◆ **Task**
Exact copies of the lines from the line containing "What's the underlying" through the last line of the entries below are the whole answer.

◆ **Data listing**
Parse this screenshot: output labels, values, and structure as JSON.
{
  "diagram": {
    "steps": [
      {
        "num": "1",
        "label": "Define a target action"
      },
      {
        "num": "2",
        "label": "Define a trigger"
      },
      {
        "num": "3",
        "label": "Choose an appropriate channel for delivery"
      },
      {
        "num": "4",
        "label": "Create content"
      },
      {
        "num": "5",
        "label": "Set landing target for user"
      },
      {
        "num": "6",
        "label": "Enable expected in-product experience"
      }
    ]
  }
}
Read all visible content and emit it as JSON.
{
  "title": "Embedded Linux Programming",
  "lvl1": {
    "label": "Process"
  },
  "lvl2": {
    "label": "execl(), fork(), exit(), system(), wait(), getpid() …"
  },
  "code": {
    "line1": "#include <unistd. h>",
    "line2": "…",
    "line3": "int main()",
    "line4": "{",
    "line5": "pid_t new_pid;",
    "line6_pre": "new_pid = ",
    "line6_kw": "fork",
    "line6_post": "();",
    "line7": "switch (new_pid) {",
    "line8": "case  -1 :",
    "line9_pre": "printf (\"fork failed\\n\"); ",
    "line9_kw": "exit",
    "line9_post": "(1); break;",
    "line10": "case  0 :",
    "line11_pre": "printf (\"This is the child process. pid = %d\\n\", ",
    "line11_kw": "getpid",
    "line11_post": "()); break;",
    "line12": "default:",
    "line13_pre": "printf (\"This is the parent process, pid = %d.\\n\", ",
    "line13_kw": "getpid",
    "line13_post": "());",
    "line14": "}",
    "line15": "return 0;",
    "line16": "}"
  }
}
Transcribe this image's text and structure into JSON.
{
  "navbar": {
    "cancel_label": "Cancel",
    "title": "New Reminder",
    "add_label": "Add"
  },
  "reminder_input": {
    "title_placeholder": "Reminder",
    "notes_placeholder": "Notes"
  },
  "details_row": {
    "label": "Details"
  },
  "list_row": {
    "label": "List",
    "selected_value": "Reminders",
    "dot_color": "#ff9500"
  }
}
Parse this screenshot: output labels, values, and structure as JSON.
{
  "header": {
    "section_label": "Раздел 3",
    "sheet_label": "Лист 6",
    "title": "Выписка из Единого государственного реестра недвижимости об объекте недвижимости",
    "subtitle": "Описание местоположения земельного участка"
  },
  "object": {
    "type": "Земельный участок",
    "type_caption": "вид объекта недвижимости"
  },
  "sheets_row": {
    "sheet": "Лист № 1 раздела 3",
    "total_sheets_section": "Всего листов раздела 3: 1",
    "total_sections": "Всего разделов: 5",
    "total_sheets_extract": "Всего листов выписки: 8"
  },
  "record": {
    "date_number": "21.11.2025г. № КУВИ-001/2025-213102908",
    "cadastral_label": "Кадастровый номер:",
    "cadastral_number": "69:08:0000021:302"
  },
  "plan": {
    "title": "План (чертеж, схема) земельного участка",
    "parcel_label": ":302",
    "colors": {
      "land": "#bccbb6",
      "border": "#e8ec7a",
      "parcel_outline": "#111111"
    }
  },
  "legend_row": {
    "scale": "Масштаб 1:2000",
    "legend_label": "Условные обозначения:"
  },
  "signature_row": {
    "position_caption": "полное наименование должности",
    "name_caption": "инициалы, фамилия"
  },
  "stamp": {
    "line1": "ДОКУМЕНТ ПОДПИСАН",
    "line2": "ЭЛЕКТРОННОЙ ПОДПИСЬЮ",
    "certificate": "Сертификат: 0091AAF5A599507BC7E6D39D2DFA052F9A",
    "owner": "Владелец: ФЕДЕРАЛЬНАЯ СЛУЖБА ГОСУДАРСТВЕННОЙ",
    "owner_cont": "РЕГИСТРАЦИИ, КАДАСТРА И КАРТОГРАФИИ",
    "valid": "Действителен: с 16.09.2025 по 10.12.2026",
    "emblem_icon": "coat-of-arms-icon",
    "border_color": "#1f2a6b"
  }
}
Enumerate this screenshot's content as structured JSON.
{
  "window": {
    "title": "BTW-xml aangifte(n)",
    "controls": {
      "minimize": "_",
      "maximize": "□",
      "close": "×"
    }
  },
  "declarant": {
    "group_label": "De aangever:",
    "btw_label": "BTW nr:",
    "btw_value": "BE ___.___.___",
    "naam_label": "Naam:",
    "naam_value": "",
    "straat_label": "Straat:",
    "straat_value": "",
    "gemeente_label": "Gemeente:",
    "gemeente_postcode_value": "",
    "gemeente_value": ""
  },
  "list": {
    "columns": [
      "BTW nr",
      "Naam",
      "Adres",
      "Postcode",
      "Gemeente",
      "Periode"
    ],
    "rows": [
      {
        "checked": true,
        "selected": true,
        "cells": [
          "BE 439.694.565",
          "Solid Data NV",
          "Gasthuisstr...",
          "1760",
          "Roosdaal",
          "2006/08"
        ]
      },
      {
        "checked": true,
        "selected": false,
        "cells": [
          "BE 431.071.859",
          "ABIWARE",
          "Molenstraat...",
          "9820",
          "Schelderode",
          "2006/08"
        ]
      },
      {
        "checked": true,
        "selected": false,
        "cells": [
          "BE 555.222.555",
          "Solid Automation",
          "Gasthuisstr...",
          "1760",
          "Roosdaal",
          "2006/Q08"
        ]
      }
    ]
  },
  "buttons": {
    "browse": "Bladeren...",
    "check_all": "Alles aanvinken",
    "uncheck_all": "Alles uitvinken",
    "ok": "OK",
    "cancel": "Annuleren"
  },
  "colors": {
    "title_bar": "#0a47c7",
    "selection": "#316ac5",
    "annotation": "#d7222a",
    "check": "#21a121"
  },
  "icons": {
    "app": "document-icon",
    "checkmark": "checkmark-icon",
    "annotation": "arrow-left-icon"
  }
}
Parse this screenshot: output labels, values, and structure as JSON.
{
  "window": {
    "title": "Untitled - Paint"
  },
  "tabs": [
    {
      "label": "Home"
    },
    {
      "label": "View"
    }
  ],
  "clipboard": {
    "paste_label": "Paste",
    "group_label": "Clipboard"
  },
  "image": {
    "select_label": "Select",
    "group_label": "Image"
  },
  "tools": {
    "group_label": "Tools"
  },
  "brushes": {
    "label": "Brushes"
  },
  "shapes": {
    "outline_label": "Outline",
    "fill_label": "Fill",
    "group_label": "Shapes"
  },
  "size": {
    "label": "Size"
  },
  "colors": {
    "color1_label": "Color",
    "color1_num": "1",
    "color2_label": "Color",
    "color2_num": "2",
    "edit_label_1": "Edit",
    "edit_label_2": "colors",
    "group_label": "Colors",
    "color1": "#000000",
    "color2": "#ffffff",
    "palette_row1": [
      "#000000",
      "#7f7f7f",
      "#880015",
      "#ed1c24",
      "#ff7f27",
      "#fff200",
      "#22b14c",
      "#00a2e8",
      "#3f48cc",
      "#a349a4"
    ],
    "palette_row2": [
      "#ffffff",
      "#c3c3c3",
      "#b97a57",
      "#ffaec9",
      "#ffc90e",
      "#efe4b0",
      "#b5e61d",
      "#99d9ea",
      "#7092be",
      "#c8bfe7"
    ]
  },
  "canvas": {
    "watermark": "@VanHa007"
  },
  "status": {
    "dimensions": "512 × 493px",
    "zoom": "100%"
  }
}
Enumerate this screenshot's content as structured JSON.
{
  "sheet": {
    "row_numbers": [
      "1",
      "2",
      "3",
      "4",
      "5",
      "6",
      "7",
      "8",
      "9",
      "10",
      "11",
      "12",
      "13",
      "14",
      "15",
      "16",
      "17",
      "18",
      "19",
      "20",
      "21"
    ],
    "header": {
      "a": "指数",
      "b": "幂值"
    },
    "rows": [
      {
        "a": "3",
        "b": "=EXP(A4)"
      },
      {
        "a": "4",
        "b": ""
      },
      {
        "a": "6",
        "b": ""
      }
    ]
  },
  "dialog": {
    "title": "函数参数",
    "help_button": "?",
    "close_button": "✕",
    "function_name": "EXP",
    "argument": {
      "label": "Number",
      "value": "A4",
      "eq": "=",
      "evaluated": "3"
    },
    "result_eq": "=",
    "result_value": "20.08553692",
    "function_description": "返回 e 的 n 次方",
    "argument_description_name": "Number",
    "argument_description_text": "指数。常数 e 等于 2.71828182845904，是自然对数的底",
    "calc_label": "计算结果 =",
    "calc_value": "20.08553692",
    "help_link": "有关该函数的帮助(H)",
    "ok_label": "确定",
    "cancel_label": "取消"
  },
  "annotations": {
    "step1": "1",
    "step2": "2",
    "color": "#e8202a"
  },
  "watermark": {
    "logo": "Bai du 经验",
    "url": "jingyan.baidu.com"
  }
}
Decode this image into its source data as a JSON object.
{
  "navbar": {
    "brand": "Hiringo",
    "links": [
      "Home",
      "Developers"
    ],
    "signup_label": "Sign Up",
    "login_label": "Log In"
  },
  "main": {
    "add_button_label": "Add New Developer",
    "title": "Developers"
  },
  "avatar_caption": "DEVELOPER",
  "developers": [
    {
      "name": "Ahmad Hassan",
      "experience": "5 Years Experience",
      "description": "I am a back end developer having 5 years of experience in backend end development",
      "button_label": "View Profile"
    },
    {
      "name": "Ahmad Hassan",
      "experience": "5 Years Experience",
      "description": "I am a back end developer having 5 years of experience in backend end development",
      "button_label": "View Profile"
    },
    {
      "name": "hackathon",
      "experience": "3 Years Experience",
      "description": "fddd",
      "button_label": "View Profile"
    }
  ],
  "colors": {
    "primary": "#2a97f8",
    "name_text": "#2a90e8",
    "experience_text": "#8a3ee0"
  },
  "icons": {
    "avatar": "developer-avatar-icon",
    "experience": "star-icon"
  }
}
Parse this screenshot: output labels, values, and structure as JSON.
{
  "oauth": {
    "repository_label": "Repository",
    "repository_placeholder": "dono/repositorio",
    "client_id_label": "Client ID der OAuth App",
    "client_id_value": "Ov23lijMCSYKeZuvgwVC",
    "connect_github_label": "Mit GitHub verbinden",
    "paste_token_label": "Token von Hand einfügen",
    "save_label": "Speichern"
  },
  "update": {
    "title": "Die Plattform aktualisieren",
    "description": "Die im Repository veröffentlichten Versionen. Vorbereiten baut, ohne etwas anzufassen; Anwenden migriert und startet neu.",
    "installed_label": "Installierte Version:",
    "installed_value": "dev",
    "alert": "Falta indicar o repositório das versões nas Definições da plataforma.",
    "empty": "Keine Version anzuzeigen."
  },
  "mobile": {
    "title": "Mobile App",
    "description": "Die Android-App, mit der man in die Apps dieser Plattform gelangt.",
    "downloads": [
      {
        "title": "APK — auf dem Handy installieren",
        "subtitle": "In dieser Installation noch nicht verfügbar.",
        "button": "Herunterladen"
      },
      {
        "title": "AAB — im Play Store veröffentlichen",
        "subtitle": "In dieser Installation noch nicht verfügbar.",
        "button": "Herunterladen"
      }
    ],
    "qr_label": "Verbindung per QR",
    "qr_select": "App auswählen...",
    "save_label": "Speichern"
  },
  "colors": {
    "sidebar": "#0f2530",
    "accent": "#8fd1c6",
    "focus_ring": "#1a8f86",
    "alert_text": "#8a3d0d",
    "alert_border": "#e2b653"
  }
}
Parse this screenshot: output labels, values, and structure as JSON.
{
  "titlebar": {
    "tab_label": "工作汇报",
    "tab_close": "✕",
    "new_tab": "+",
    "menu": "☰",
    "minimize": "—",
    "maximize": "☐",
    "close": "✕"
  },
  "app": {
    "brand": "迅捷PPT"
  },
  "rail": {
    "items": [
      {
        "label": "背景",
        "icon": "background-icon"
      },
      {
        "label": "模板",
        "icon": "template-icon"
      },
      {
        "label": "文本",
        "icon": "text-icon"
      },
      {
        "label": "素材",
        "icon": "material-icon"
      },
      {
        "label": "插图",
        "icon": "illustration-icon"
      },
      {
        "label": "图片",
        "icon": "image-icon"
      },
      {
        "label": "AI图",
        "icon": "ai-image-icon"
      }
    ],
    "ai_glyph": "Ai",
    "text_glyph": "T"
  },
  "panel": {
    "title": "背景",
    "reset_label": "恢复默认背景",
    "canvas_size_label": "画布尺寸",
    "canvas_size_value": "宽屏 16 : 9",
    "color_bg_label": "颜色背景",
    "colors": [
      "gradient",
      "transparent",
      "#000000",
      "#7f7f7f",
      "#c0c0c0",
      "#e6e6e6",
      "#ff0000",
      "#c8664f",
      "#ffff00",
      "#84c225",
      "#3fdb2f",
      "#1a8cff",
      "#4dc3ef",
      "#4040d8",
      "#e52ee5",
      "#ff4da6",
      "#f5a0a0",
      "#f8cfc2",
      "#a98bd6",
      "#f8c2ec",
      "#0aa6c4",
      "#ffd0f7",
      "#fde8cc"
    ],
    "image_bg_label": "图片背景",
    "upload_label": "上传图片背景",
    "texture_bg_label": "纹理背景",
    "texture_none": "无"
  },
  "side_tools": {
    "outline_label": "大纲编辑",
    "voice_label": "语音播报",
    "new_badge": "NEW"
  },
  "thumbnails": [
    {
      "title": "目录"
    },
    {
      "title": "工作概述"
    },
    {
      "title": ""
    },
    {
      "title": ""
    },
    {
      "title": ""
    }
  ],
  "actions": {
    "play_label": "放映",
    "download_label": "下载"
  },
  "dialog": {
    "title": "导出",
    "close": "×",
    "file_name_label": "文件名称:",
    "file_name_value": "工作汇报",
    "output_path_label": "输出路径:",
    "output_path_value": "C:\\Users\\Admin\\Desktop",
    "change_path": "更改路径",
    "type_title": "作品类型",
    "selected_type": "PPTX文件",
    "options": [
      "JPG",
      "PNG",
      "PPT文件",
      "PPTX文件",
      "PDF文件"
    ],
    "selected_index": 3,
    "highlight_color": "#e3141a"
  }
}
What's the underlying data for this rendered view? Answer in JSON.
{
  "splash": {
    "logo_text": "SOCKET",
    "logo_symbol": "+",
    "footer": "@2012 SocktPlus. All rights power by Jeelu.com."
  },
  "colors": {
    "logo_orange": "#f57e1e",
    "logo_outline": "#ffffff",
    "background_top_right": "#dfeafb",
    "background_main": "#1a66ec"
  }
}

◆ **Your response**
What's the underlying data for this rendered view? Answer in JSON.
{
  "splash": {
    "logo_text": "SOCKET",
    "logo_symbol": "+",
    "footer": "@2012 SocktPlus. All rights power by Jeelu.com."
  },
  "colors": {
    "logo_orange": "#f57e1e",
    "logo_outline": "#ffffff",
    "background_top_right": "#dfeafb",
    "background_main": "#1a66ec"
  }
}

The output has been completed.